This book is free! It’s a steampunk/fantasy book. It’s different than other steampunks because I don’t recall them having magic in them as well. The pace of this book started out slow for me. It was entertaining but it was a little hard to get into. It was very formal and the characters were very proper to me but I think that’s what it was supposed to be. About halfway through the story started to pick up a little more.  The story was well written but for some reason I couldn’t get in to it. It didn’t have enough action and intrigue in it for me. I will say that the dialogue in this book was great.  The manner of speaking was kinda funny at times because it was like insults masked with proper speaking.

Some of the character quirks were amusing as well.  The way that Simon always had his top hat canted to the side was a clear indication of his minor buck to conformity. He was a bit like Sherlock Holmes in his manner and deductions.

Luther, the apothecary, had a deliberate subtleness to his character. He was working hard in the background, allowing others to think he was less knowledgeable.  The author had me fooled in the beginning with Luther.  Kudos to him for that.

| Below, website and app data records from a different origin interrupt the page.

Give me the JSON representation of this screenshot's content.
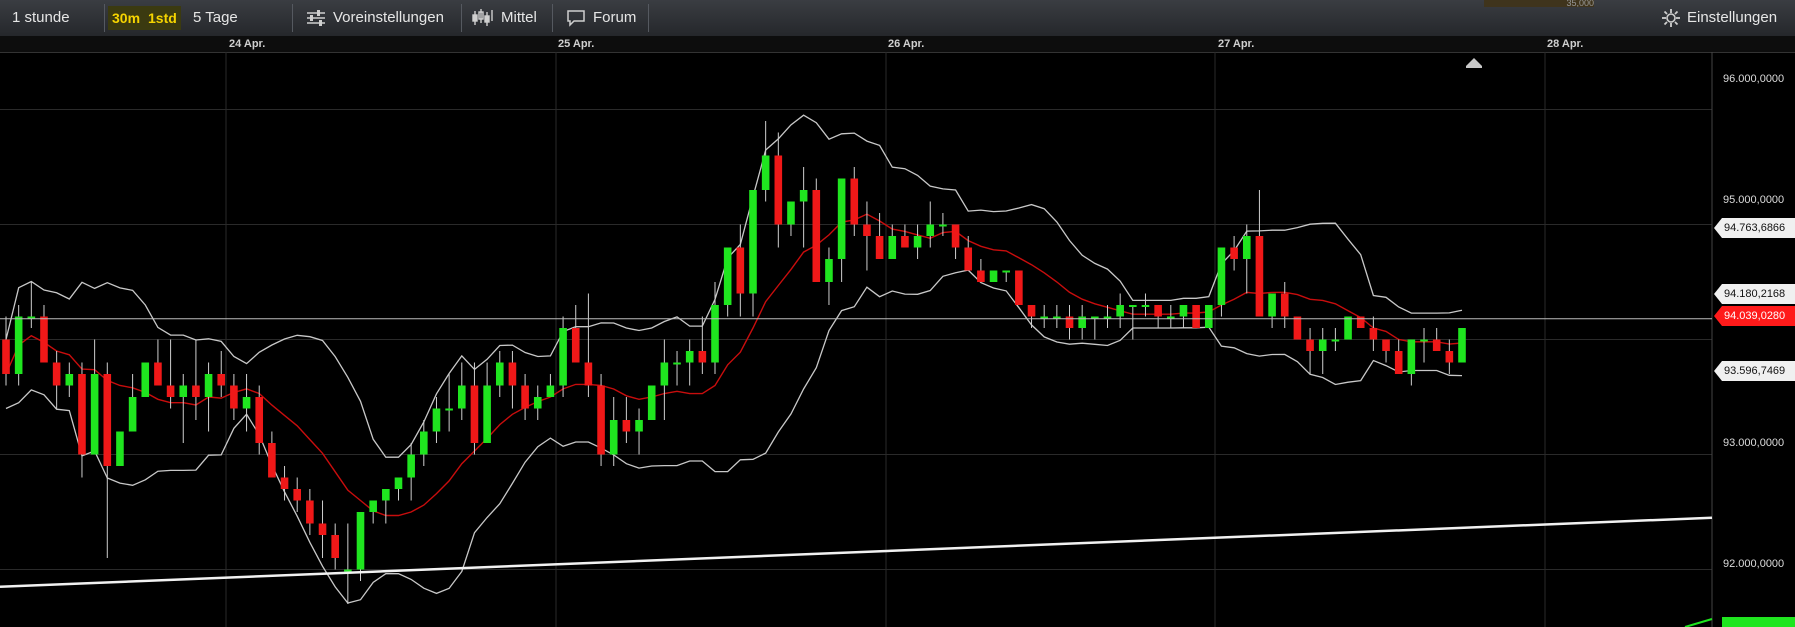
{
  "toolbar": {
    "interval_1h": "1 stunde",
    "interval_30m": "30m",
    "interval_1std": "1std",
    "interval_5d": "5 Tage",
    "presets": "Voreinstellungen",
    "average": "Mittel",
    "forum": "Forum",
    "settings": "Einstellungen",
    "partial_value": "35,000"
  },
  "colors": {
    "up": "#1fe51f",
    "down": "#f01818",
    "sma": "#c80d0d",
    "band": "#c8c8c8",
    "active": "#f5d400"
  },
  "chart_data": {
    "type": "candlestick",
    "x_labels": [
      "24 Apr.",
      "25 Apr.",
      "26 Apr.",
      "27 Apr.",
      "28 Apr."
    ],
    "y_ticks": [
      "96.000,0000",
      "95.000,0000",
      "93.000,0000",
      "92.000,0000"
    ],
    "price_tags": {
      "upper_band": "94.763,6866",
      "current_line": "94.180,2168",
      "last_price": "94.039,0280",
      "lower_band": "93.596,7469"
    },
    "ylim": [
      91.6,
      96.3
    ],
    "candles": [
      [
        94.0,
        94.2,
        93.6,
        93.7
      ],
      [
        93.7,
        94.3,
        93.6,
        94.2
      ],
      [
        94.2,
        94.5,
        94.1,
        94.2
      ],
      [
        94.2,
        94.3,
        93.8,
        93.8
      ],
      [
        93.8,
        93.9,
        93.4,
        93.6
      ],
      [
        93.6,
        93.8,
        93.5,
        93.7
      ],
      [
        93.7,
        93.8,
        92.8,
        93.0
      ],
      [
        93.0,
        94.0,
        93.1,
        93.7
      ],
      [
        93.7,
        93.8,
        92.1,
        92.9
      ],
      [
        92.9,
        93.2,
        92.9,
        93.2
      ],
      [
        93.2,
        93.7,
        93.2,
        93.5
      ],
      [
        93.5,
        93.8,
        93.5,
        93.8
      ],
      [
        93.8,
        94.0,
        93.6,
        93.6
      ],
      [
        93.6,
        94.0,
        93.4,
        93.5
      ],
      [
        93.5,
        93.7,
        93.1,
        93.6
      ],
      [
        93.6,
        94.0,
        93.3,
        93.5
      ],
      [
        93.5,
        93.8,
        93.2,
        93.7
      ],
      [
        93.7,
        93.9,
        93.5,
        93.6
      ],
      [
        93.6,
        93.7,
        93.3,
        93.4
      ],
      [
        93.4,
        93.7,
        93.2,
        93.5
      ],
      [
        93.5,
        93.6,
        93.0,
        93.1
      ],
      [
        93.1,
        93.2,
        92.8,
        92.8
      ],
      [
        92.8,
        92.9,
        92.6,
        92.7
      ],
      [
        92.7,
        92.8,
        92.5,
        92.6
      ],
      [
        92.6,
        92.7,
        92.3,
        92.4
      ],
      [
        92.4,
        92.6,
        92.1,
        92.3
      ],
      [
        92.3,
        92.4,
        92.0,
        92.1
      ],
      [
        92.0,
        92.4,
        91.7,
        92.0
      ],
      [
        92.0,
        92.5,
        91.9,
        92.5
      ],
      [
        92.5,
        92.6,
        92.4,
        92.6
      ],
      [
        92.6,
        92.7,
        92.4,
        92.7
      ],
      [
        92.7,
        92.8,
        92.6,
        92.8
      ],
      [
        92.8,
        93.1,
        92.6,
        93.0
      ],
      [
        93.0,
        93.3,
        92.9,
        93.2
      ],
      [
        93.2,
        93.5,
        93.1,
        93.4
      ],
      [
        93.4,
        93.7,
        93.2,
        93.4
      ],
      [
        93.4,
        93.8,
        93.3,
        93.6
      ],
      [
        93.6,
        93.8,
        93.0,
        93.1
      ],
      [
        93.1,
        93.8,
        93.1,
        93.6
      ],
      [
        93.6,
        93.9,
        93.5,
        93.8
      ],
      [
        93.8,
        93.9,
        93.4,
        93.6
      ],
      [
        93.6,
        93.7,
        93.3,
        93.4
      ],
      [
        93.4,
        93.6,
        93.3,
        93.5
      ],
      [
        93.5,
        93.7,
        93.5,
        93.6
      ],
      [
        93.6,
        94.2,
        93.5,
        94.1
      ],
      [
        94.1,
        94.3,
        93.8,
        93.8
      ],
      [
        93.8,
        94.4,
        93.5,
        93.6
      ],
      [
        93.6,
        93.7,
        92.9,
        93.0
      ],
      [
        93.0,
        93.5,
        92.9,
        93.3
      ],
      [
        93.3,
        93.5,
        93.1,
        93.2
      ],
      [
        93.2,
        93.4,
        93.0,
        93.3
      ],
      [
        93.3,
        93.6,
        93.3,
        93.6
      ],
      [
        93.6,
        94.0,
        93.3,
        93.8
      ],
      [
        93.8,
        93.9,
        93.6,
        93.8
      ],
      [
        93.8,
        94.0,
        93.6,
        93.9
      ],
      [
        93.9,
        94.2,
        93.7,
        93.8
      ],
      [
        93.8,
        94.5,
        93.7,
        94.3
      ],
      [
        94.3,
        94.8,
        94.2,
        94.8
      ],
      [
        94.8,
        95.0,
        94.2,
        94.4
      ],
      [
        94.4,
        95.3,
        94.2,
        95.3
      ],
      [
        95.3,
        95.9,
        95.2,
        95.6
      ],
      [
        95.6,
        95.8,
        94.8,
        95.0
      ],
      [
        95.0,
        95.2,
        94.9,
        95.2
      ],
      [
        95.2,
        95.5,
        94.8,
        95.3
      ],
      [
        95.3,
        95.4,
        94.8,
        94.5
      ],
      [
        94.5,
        94.8,
        94.3,
        94.7
      ],
      [
        94.7,
        95.1,
        94.5,
        95.4
      ],
      [
        95.4,
        95.5,
        94.9,
        95.0
      ],
      [
        95.0,
        95.2,
        94.6,
        94.9
      ],
      [
        94.9,
        95.1,
        94.7,
        94.7
      ],
      [
        94.7,
        95.0,
        94.7,
        94.9
      ],
      [
        94.9,
        95.0,
        94.8,
        94.8
      ],
      [
        94.8,
        95.0,
        94.7,
        94.9
      ],
      [
        94.9,
        95.2,
        94.8,
        95.0
      ],
      [
        95.0,
        95.1,
        94.9,
        95.0
      ],
      [
        95.0,
        95.0,
        94.7,
        94.8
      ],
      [
        94.8,
        94.9,
        94.6,
        94.6
      ],
      [
        94.6,
        94.7,
        94.5,
        94.5
      ],
      [
        94.5,
        94.6,
        94.5,
        94.6
      ],
      [
        94.6,
        94.6,
        94.5,
        94.6
      ],
      [
        94.6,
        94.6,
        94.3,
        94.3
      ],
      [
        94.3,
        94.3,
        94.1,
        94.2
      ],
      [
        94.2,
        94.3,
        94.1,
        94.2
      ],
      [
        94.2,
        94.3,
        94.1,
        94.2
      ],
      [
        94.2,
        94.3,
        94.0,
        94.1
      ],
      [
        94.1,
        94.3,
        94.0,
        94.2
      ],
      [
        94.2,
        94.2,
        94.0,
        94.2
      ],
      [
        94.2,
        94.3,
        94.1,
        94.2
      ],
      [
        94.2,
        94.4,
        94.1,
        94.3
      ],
      [
        94.3,
        94.3,
        94.0,
        94.3
      ],
      [
        94.3,
        94.4,
        94.2,
        94.3
      ],
      [
        94.3,
        94.3,
        94.1,
        94.2
      ],
      [
        94.2,
        94.3,
        94.1,
        94.2
      ],
      [
        94.2,
        94.3,
        94.1,
        94.3
      ],
      [
        94.3,
        94.3,
        94.1,
        94.1
      ],
      [
        94.1,
        94.3,
        94.1,
        94.3
      ],
      [
        94.3,
        94.8,
        94.2,
        94.8
      ],
      [
        94.8,
        94.9,
        94.6,
        94.7
      ],
      [
        94.7,
        95.0,
        94.4,
        94.9
      ],
      [
        94.9,
        95.3,
        94.2,
        94.2
      ],
      [
        94.2,
        94.4,
        94.1,
        94.4
      ],
      [
        94.4,
        94.5,
        94.1,
        94.2
      ],
      [
        94.2,
        94.2,
        94.0,
        94.0
      ],
      [
        94.0,
        94.1,
        93.7,
        93.9
      ],
      [
        93.9,
        94.1,
        93.7,
        94.0
      ],
      [
        94.0,
        94.1,
        93.9,
        94.0
      ],
      [
        94.0,
        94.2,
        94.0,
        94.2
      ],
      [
        94.2,
        94.2,
        94.1,
        94.1
      ],
      [
        94.1,
        94.2,
        93.9,
        94.0
      ],
      [
        94.0,
        94.0,
        93.8,
        93.9
      ],
      [
        93.9,
        94.0,
        93.7,
        93.7
      ],
      [
        93.7,
        94.0,
        93.6,
        94.0
      ],
      [
        94.0,
        94.1,
        93.8,
        94.0
      ],
      [
        94.0,
        94.1,
        93.9,
        93.9
      ],
      [
        93.9,
        94.0,
        93.7,
        93.8
      ],
      [
        93.8,
        94.1,
        93.8,
        94.1
      ]
    ]
  }
}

The big bad was written well because I had no idea he was going to be so monstrous in the end.  And the way the author described magic was very original.  His grasp of world building and descriptive writing is firm.  There was nice give and take with the action, the ups and downs gave me a real sense of the difficulty of their plot.  All in all, I enjoyed this read.  It’s outside of my normal genre’s and I’m glad I read it.

Favorite quotes:

“Nothing personal, but I’m not overly concerned about her physical well-being at the moment.  I’m far more concerned with your physical well-being.  Bleeding or not, if she comes around while you’re treating her wounds, nothing will stop her from reverting to her previous murderous intent, which, in case I need to remind you, was trying to eat your face.”

“Then it’s settled. We’ll leave tonight, collect Mr. Orrick, send the telegram, steal a flamethrower, create an aerosolized version of your concoction, and free the werewolves.” Simon sighed.  “We have a busy night ahead of us.”

Curly Carla_small